GOAL OF THE EXERCISE: The entries should each be set down again precisely.

RAW DATA:
╔══

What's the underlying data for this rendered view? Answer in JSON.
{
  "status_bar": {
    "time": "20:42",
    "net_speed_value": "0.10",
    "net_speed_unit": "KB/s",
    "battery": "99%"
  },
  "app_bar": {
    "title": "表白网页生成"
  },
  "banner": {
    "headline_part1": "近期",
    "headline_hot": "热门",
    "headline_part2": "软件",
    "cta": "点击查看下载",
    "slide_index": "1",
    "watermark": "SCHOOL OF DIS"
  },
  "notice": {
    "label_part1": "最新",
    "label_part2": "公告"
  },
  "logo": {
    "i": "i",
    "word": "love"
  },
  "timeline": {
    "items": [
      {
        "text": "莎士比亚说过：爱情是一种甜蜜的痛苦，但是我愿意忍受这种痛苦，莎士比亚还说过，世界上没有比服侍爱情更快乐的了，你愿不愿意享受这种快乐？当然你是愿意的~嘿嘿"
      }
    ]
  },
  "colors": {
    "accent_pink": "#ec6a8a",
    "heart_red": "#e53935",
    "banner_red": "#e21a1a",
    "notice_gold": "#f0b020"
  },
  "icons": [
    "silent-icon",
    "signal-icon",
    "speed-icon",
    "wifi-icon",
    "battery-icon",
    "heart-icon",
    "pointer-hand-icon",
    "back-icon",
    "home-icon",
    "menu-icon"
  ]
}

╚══

COMPLETED EXERCISE:
What's the underlying data for this rendered view? Answer in JSON.
{
  "status_bar": {
    "time": "20:42",
    "net_speed_value": "0.10",
    "net_speed_unit": "KB/s",
    "battery": "99%"
  },
  "app_bar": {
    "title": "表白网页生成"
  },
  "banner": {
    "headline_part1": "近期",
    "headline_hot": "热门",
    "headline_part2": "软件",
    "cta": "点击查看下载",
    "slide_index": "1",
    "watermark": "SCHOOL OF DIS"
  },
  "notice": {
    "label_part1": "最新",
    "label_part2": "公告"
  },
  "logo": {
    "i": "i",
    "word": "love"
  },
  "timeline": {
    "items": [
      {
        "text": "莎士比亚说过：爱情是一种甜蜜的痛苦，但是我愿意忍受这种痛苦，莎士比亚还说过，世界上没有比服侍爱情更快乐的了，你愿不愿意享受这种快乐？当然你是愿意的~嘿嘿"
      }
    ]
  },
  "colors": {
    "accent_pink": "#ec6a8a",
    "heart_red": "#e53935",
    "banner_red": "#e21a1a",
    "notice_gold": "#f0b020"
  },
  "icons": [
    "silent-icon",
    "signal-icon",
    "speed-icon",
    "wifi-icon",
    "battery-icon",
    "heart-icon",
    "pointer-hand-icon",
    "back-icon",
    "home-icon",
    "menu-icon"
  ]
}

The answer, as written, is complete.